As part of the trip I will be visiting Riga. As I wrote in the previous post, Riga is one of the Capitals of Culture for 2014, so this should be an exciting time to make a return visit.
As I have an interest in the KGB, resulting from research into a previous novel, I shall be visiting the exhibitions at the former KGB headquarters in Riga.
The building is situated on the corner of Brivības Street and Stabu Street. After the occupation of Latvia on June 17, 1940, the building became the headquarters of the State Security Committee of the Latvian SSR, commonly known as the “čeka”. It did not take long for part of the basement and the ground floor to be reconstructed as prison cells and a place of torture and execution. The building used to hold a total of 44 prison cells with about 175 places (beds). Later, when the number of prisoners grew rapidly, the cells were packed and up to 36 people were confined in cells with six beds. The State Security Committee remained in the building until 1991, when Latvia regained its independence and the State Police moved in. Since 2008, the building has stood empty. (Source: http://www.baltic.travel/company/press-centre/news/date/2013/05/20/kgb-headquarters-riga accessed 06/04/14).
The building is now being reopened as part of the celebrations for Riga 2014, when the city becomes one of the European Capitals of Culture.
There will be exhibitions held here related to the theme of Freedom Street, which will tell the story of the Latvian move towards freedom in 1991.
World War 1 saw the destruction, not only of buildings and people, but the destruction of whole ways of life and culture. Latvia, like the other Baltic States, lost their prestige, their identity and their freedom in the aftermath of the war. Many Latvians were exiled, expelled, killed and impoverished after WW1. Many Latvians left to start a new life elsewhere and, many, never returned.
The exhibition, Latvian Suitcase, aims to demonstrate what was to be found in the luggage of those Latvians who, for different reasons, had to leave their country for ever. It is a multimedia exhibition focusing on memories and asking the individual what they would take in a suitcase if they had to leave their home country for an indeterminate time. The other exhibitions deal with the relationship between people and power, which will be very powerful considering the uses the Corner House were put to for over 50 years.
The exhibitions are free and run from 1st of May to the 19th of October.

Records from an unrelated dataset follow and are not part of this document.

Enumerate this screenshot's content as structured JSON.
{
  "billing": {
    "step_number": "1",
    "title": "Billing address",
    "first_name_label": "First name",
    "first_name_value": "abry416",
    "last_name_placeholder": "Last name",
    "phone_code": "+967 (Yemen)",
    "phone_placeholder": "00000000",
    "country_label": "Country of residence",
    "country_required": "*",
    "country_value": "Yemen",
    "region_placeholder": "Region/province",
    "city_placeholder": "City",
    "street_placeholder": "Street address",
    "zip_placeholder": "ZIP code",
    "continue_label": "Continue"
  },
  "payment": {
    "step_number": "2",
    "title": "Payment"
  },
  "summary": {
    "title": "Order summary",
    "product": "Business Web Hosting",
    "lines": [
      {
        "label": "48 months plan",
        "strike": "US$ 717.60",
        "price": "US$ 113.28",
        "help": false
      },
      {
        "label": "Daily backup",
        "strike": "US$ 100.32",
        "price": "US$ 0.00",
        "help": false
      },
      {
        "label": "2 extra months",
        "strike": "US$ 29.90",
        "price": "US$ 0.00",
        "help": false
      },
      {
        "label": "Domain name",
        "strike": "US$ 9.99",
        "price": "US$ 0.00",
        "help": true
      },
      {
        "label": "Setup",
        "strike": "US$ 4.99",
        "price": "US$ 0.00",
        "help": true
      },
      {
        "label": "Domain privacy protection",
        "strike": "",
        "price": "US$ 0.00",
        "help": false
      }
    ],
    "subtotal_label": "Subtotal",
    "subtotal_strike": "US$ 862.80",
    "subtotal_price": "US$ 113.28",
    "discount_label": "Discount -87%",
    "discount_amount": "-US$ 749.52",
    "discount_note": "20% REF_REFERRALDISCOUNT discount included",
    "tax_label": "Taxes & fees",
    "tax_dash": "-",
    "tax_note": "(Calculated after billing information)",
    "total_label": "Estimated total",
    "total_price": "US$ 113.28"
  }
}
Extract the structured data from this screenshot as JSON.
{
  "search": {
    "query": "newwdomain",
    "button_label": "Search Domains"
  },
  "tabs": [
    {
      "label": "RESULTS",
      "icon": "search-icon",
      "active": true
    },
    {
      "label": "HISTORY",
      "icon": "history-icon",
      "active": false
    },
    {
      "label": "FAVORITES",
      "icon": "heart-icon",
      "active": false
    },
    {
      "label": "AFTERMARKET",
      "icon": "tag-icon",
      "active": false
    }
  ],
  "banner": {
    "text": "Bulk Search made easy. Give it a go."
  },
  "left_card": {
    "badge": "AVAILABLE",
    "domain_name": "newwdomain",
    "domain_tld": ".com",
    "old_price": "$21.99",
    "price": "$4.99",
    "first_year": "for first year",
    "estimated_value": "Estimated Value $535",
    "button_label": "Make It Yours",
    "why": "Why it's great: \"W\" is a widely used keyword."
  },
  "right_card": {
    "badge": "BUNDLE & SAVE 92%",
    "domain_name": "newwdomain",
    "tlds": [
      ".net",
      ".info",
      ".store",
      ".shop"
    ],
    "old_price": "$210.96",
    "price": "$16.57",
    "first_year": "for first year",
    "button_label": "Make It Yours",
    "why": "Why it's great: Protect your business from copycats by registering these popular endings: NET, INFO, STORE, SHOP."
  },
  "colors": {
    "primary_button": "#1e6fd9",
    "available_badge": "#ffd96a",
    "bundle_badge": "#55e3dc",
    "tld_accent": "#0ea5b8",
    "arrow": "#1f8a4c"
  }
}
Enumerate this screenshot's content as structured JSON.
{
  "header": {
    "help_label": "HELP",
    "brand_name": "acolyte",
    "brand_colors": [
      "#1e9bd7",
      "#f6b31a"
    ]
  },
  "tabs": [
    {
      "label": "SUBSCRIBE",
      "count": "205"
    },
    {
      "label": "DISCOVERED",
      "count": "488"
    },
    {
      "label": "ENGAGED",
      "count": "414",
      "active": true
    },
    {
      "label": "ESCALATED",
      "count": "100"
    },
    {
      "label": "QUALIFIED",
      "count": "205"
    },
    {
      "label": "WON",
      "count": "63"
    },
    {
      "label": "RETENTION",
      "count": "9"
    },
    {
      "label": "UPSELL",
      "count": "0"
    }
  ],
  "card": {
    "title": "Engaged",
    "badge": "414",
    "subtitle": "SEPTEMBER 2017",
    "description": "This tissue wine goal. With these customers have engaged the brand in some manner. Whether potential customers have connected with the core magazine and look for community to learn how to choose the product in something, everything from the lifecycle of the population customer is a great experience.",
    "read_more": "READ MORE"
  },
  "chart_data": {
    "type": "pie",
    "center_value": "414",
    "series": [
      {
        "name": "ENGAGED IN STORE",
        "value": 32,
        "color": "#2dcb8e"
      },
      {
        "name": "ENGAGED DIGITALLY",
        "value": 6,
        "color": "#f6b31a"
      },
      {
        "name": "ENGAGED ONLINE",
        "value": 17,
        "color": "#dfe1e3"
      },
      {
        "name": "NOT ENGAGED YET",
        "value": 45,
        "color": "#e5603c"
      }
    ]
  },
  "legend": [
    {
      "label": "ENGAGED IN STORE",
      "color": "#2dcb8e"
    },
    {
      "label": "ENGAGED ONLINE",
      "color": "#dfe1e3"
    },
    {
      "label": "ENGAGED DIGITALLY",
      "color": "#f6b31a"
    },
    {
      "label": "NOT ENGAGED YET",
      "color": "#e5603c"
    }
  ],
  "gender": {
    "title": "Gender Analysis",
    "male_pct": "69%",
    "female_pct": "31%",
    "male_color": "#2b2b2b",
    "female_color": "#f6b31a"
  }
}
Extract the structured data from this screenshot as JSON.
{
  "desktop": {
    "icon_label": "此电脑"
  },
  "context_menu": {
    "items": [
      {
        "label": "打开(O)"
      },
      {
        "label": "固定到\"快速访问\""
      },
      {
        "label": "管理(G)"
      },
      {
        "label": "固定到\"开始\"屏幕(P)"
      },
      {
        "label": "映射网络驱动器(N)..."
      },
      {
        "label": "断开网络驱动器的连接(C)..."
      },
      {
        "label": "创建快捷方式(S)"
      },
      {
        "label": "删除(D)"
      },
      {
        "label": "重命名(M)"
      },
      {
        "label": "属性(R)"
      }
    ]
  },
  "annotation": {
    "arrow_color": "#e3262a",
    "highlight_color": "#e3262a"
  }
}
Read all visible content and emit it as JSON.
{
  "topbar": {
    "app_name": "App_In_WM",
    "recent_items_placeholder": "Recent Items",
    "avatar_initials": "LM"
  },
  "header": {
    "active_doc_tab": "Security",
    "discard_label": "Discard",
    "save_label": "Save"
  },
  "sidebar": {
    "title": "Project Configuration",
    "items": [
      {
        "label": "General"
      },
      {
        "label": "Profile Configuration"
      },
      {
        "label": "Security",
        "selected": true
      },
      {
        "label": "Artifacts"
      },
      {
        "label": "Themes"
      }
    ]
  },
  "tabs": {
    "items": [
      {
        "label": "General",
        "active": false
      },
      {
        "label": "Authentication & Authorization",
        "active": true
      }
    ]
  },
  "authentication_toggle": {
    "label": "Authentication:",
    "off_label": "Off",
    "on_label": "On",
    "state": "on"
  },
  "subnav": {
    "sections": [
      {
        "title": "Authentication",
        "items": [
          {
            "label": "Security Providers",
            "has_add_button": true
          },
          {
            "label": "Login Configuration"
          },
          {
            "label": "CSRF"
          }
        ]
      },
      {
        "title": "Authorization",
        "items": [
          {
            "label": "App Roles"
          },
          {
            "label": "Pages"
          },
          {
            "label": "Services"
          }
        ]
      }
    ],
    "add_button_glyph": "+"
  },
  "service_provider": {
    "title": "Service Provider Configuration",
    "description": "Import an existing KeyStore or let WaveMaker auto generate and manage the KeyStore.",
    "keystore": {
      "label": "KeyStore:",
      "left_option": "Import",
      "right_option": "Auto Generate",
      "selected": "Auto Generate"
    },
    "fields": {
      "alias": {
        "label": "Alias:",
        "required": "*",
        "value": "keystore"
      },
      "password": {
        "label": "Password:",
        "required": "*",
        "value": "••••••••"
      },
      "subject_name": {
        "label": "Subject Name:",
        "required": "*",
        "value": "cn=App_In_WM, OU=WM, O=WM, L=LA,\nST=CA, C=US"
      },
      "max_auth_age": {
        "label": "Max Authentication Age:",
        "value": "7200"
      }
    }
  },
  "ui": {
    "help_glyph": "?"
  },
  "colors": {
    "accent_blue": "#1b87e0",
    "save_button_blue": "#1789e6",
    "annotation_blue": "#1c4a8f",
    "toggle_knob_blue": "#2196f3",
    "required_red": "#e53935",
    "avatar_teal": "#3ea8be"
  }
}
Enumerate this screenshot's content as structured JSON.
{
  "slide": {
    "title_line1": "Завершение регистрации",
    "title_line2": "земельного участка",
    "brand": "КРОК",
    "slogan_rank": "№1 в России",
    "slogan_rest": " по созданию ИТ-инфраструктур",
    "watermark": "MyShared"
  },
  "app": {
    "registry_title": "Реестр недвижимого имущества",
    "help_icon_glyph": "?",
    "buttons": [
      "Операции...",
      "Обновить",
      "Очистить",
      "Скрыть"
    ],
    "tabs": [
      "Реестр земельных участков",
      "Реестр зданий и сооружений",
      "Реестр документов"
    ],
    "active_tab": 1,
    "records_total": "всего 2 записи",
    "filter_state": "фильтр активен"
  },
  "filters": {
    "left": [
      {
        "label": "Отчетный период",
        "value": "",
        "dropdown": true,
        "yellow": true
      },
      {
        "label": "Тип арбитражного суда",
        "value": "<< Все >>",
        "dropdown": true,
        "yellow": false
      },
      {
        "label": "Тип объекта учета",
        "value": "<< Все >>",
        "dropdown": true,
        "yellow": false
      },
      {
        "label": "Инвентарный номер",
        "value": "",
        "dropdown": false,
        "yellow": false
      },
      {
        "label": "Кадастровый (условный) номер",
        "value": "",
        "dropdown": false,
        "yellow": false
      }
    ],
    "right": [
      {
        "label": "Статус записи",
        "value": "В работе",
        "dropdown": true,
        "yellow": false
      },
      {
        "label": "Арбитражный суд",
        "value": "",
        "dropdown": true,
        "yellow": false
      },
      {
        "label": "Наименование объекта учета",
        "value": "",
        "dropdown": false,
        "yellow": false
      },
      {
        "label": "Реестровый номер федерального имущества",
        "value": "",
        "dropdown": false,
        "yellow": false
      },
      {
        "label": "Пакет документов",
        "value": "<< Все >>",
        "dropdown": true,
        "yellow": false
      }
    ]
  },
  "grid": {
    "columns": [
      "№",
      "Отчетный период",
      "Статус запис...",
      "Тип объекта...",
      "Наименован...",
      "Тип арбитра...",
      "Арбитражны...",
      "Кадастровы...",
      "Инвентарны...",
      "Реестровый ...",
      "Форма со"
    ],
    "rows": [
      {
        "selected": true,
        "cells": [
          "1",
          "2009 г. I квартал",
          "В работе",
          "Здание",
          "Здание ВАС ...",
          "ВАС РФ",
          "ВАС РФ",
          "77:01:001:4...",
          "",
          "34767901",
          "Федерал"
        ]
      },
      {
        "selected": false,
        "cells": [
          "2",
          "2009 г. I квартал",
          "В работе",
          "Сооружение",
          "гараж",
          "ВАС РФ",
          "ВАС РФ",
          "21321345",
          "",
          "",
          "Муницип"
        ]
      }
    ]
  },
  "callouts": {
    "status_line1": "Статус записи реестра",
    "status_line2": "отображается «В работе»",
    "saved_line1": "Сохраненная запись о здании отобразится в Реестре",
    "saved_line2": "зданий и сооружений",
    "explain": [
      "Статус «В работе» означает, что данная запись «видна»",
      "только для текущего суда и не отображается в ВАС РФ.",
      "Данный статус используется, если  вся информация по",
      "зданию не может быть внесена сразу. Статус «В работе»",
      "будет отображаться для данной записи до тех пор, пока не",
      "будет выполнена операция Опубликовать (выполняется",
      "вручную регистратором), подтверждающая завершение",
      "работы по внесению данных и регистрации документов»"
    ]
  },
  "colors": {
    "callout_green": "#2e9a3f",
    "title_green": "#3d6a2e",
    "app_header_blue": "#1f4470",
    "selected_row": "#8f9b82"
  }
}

The opening hours are: Monday from 10 a.m. to 4 p.m., Wednesday from 10 a.m. to 8 p.m., Thursday to Sunday from 10 a.m. to 6 p.m. It is closed on Tuesdays.